Amanda holds a Ph.D. in English Literature from York University, and her research and teaching are founded on the study of language as both an aesthetic instrument and a political tool. From 2014 to 2022 she designed and taught writing courses at Trent University’s Durham campus and literature courses on topics like the Gothic, Queer Lit, and Mysticism; her pedagogical approach centres on the study of language at the level of the word, as an instrument not only to communicate content, but also to elicit imaginative responses in the reader and effect social change. She has published scholarly articles on nineteenth-century literature and an academic monograph on sexuality and religious discourse in Victorian poetry.

Amanda's teaching is founded on empathy and inclusivity. Cultivating safe and supportive class dynamics shapes her pedagogical method; stereotypes of solitary geniuses notwithstanding, she believes that good writing comes out of relationships, conversations, and personal exchanges. In 2017, she received the Teaching Excellence Award from the Ontario Undergraduate Student Alliance.

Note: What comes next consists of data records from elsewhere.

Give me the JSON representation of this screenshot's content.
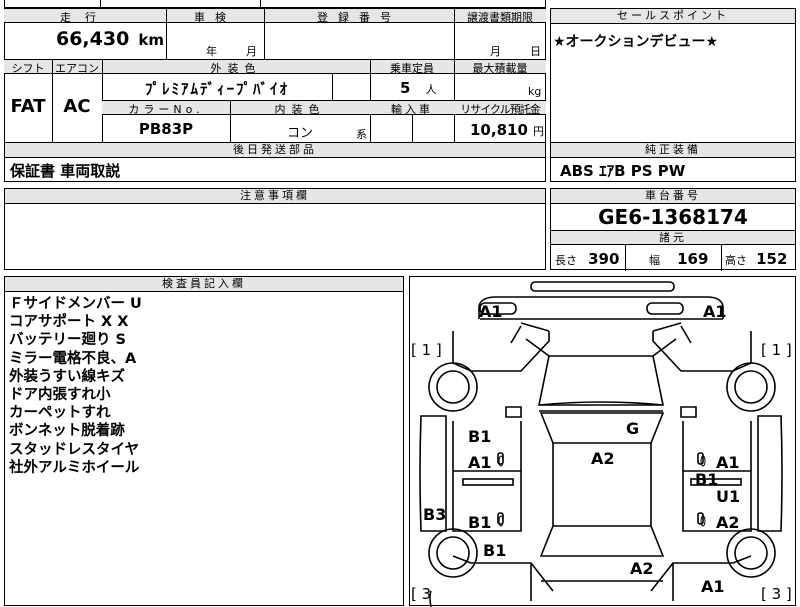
{
  "header": {
    "mileage_label": "走行",
    "mileage_value": "66,430",
    "mileage_unit": "km",
    "inspection_label": "車検",
    "year_label": "年",
    "month_label": "月",
    "plate_label": "登録番号",
    "transfer_label": "譲渡書類期限",
    "transfer_month_label": "月",
    "transfer_day_label": "日"
  },
  "sales_point": {
    "label": "セールスポイント",
    "text": "★オークションデビュー★"
  },
  "row2": {
    "shift_label": "シフト",
    "shift_value": "FAT",
    "ac_label": "エアコン",
    "ac_value": "AC",
    "exterior_color_label": "外装色",
    "exterior_color_value": "ﾌﾟﾚﾐｱﾑﾃﾞｨｰﾌﾟﾊﾞｲｵ",
    "capacity_label": "乗車定員",
    "capacity_value": "5",
    "capacity_unit": "人",
    "max_load_label": "最大積載量",
    "max_load_unit": "kg",
    "color_no_label": "カラーNo.",
    "color_no_value": "PB83P",
    "interior_color_label": "内装色",
    "interior_color_value": "コン",
    "interior_color_suffix": "系",
    "import_label": "輸入車",
    "recycle_label": "リサイクル預託金",
    "recycle_value": "10,810",
    "recycle_unit": "円"
  },
  "later_parts": {
    "label": "後日発送部品",
    "text": "保証書 車両取説"
  },
  "equipment": {
    "label": "純正装備",
    "text": "ABS ｴｱB PS PW"
  },
  "notes": {
    "label": "注意事項欄"
  },
  "chassis": {
    "label": "車台番号",
    "value": "GE6-1368174"
  },
  "dimensions": {
    "label": "諸元",
    "length_label": "長さ",
    "length_value": "390",
    "width_label": "幅",
    "width_value": "169",
    "height_label": "高さ",
    "height_value": "152"
  },
  "inspector": {
    "label": "検査員記入欄",
    "lines": [
      "Ｆサイドメンバー U",
      "コアサポート X X",
      "バッテリー廻り S",
      "ミラー電格不良、A",
      "外装うすい線キズ",
      "ドア内張すれ小",
      "カーペットすれ",
      "ボンネット脱着跡",
      "スタッドレスタイヤ",
      "社外アルミホイール"
    ]
  },
  "diagram": {
    "marks": [
      "A1",
      "A1",
      "[ 1 ]",
      "[ 1 ]",
      "B1",
      "A1",
      "G",
      "A2",
      "B1",
      "A1",
      "B3",
      "B1",
      "B1",
      "A1",
      "U1",
      "A2",
      "A2",
      "A1",
      "[ 3",
      "[ 3 ]"
    ]
  }
}
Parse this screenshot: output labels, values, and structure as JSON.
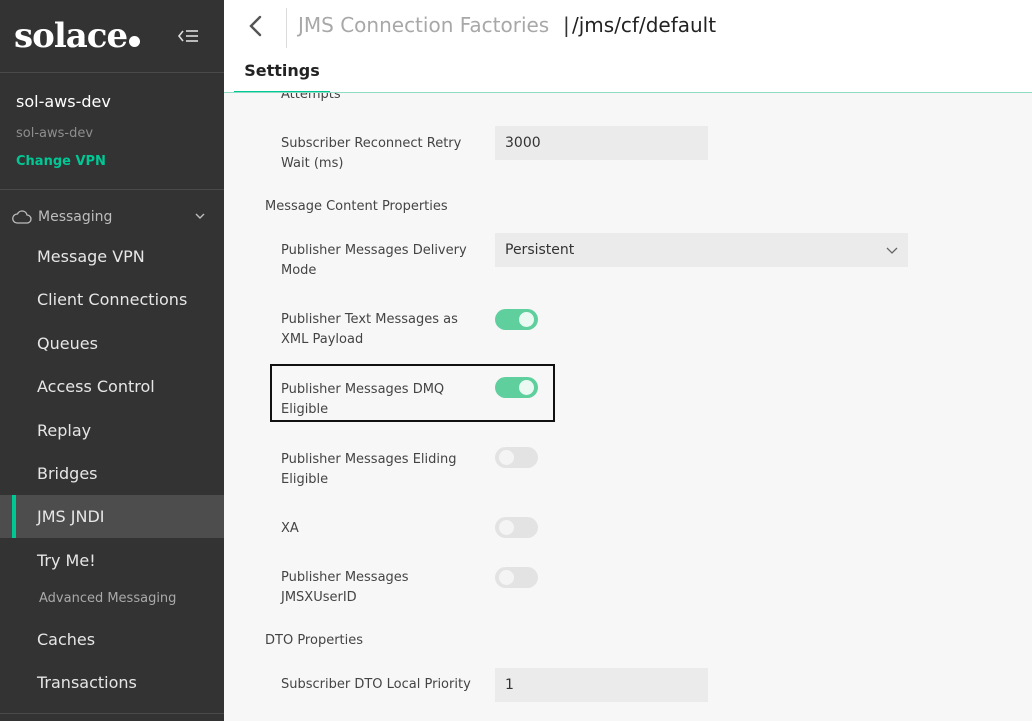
{
  "sidebar": {
    "brand": "solace",
    "vpn_name": "sol-aws-dev",
    "vpn_sub": "sol-aws-dev",
    "change_vpn": "Change VPN",
    "section_label": "Messaging",
    "items": [
      {
        "label": "Message VPN"
      },
      {
        "label": "Client Connections"
      },
      {
        "label": "Queues"
      },
      {
        "label": "Access Control"
      },
      {
        "label": "Replay"
      },
      {
        "label": "Bridges"
      },
      {
        "label": "JMS JNDI",
        "active": true
      },
      {
        "label": "Try Me!"
      },
      {
        "label": "Caches"
      },
      {
        "label": "Transactions"
      }
    ],
    "subsection_label": "Advanced Messaging"
  },
  "header": {
    "breadcrumb": "JMS Connection Factories",
    "separator": "|",
    "current": "/jms/cf/default",
    "tab": "Settings"
  },
  "form": {
    "cut_label": "Attempts",
    "reconnect_wait_label": "Subscriber Reconnect Retry Wait (ms)",
    "reconnect_wait_value": "3000",
    "content_group": "Message Content Properties",
    "delivery_mode_label": "Publisher Messages Delivery Mode",
    "delivery_mode_value": "Persistent",
    "text_xml_label": "Publisher Text Messages as XML Payload",
    "text_xml_on": true,
    "dmq_label": "Publisher Messages DMQ Eligible",
    "dmq_on": true,
    "eliding_label": "Publisher Messages Eliding Eligible",
    "eliding_on": false,
    "xa_label": "XA",
    "xa_on": false,
    "userid_label": "Publisher Messages JMSXUserID",
    "userid_on": false,
    "dto_group": "DTO Properties",
    "dto_priority_label": "Subscriber DTO Local Priority",
    "dto_priority_value": "1"
  },
  "colors": {
    "accent": "#00c895",
    "toggle_on": "#5fcf9e",
    "sidebar_bg": "#333333"
  }
}
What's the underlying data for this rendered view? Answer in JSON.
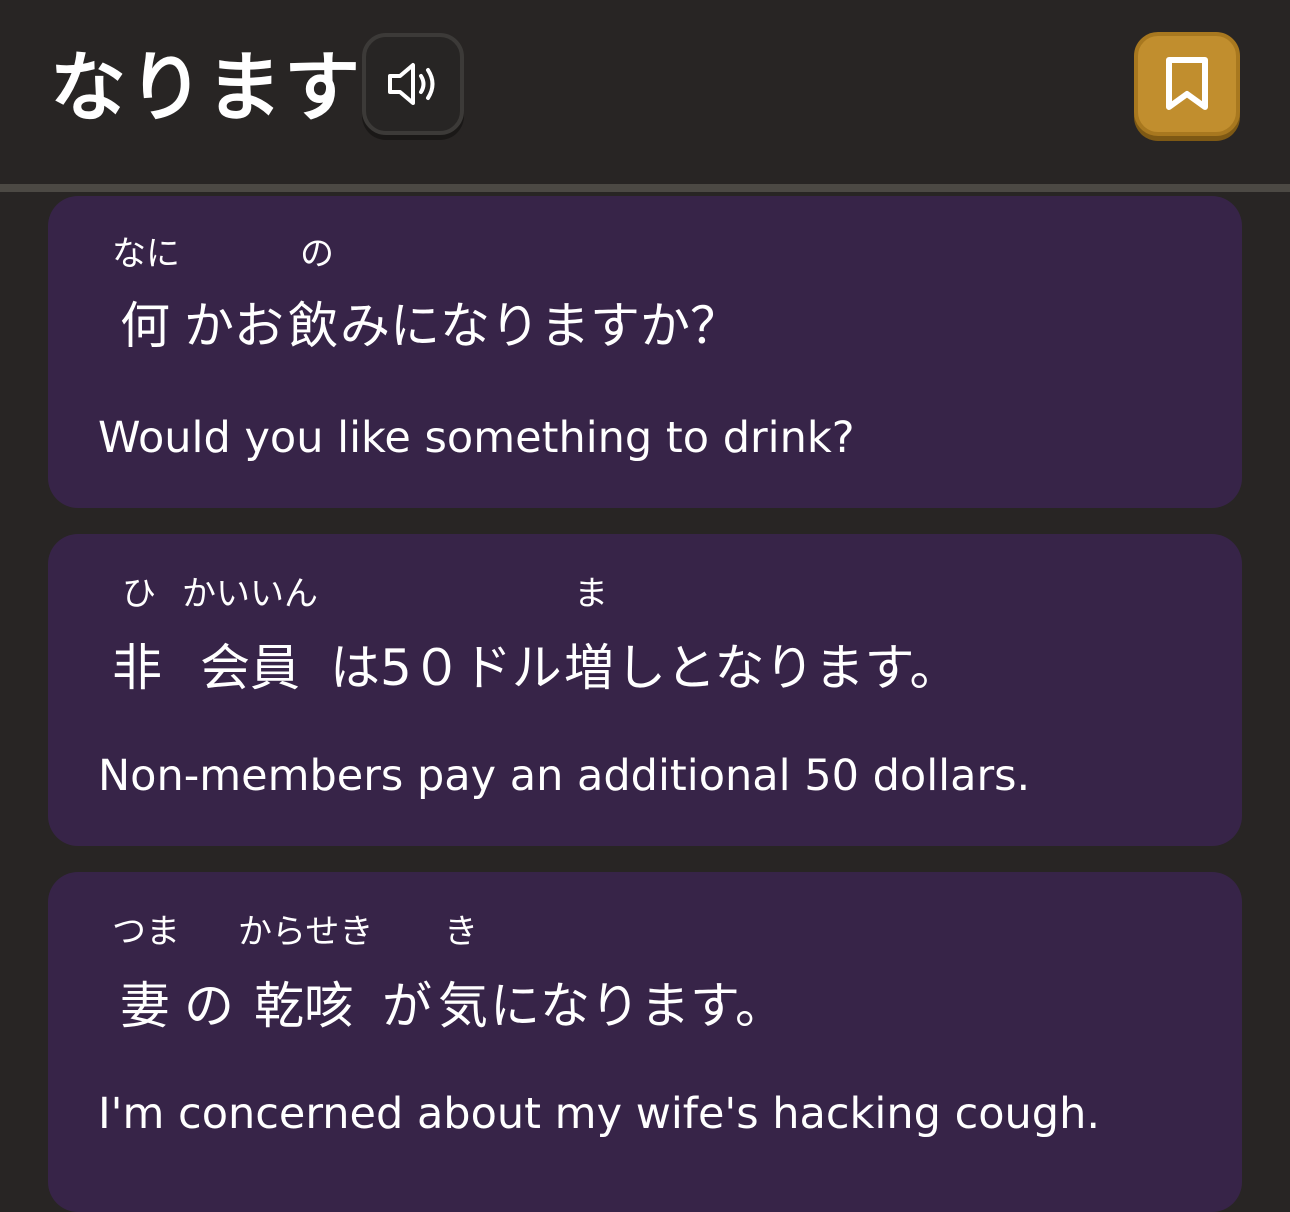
{
  "header": {
    "word": "なります",
    "sound_icon": "speaker-icon",
    "bookmark_icon": "bookmark-icon",
    "bookmark_color": "#c18e2e"
  },
  "examples": [
    {
      "furigana": [
        "なに",
        "の"
      ],
      "japanese": [
        "何",
        "かお",
        "飲",
        "みになりますか？"
      ],
      "english": "Would you like something to drink?"
    },
    {
      "furigana": [
        "ひ",
        "かいいん",
        "ま"
      ],
      "japanese": [
        "非",
        "会員",
        "は5０ドル",
        "増",
        "しとなります。"
      ],
      "english": "Non-members pay an additional 50 dollars."
    },
    {
      "furigana": [
        "つま",
        "からせき",
        "き"
      ],
      "japanese": [
        "妻",
        "の",
        "乾咳",
        "が",
        "気",
        "になります。"
      ],
      "english": "I'm concerned about my wife's hacking cough."
    }
  ],
  "colors": {
    "background": "#282524",
    "card": "#372448",
    "divider": "#4c4944"
  }
}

Amanda's current research centres on Critical Pedagogy: specifically, examining the effects of learning about the history of Standard English and prescriptivist grammar on student self-perception. Her research focuses on the ways that learning the skills of Standard English grammar while applying critical analysis to the historical and political implications of those skills informs students’ perceptions of themselves as writers. A second ongoing project draws on her work in the Open Learning Digital Fluency Fellowship program, part of an eCampus Ontario Digital Fluency grant that focuses on humanizing online learning. This study examines methods of inviting vulnerability into online writing instruction as a means of overcoming anxieties and shame.

In her leisure time, Amanda enjoys feasting, revelry, and reading quietly (though not usually at the same time).

Ph.D. (English Literature, York University)
M.A. (English Literature, York University)
H.B.A. (English Literature and Religious Studies, University of Toronto)


Current Courses
ISP100 Writing for University and Beyond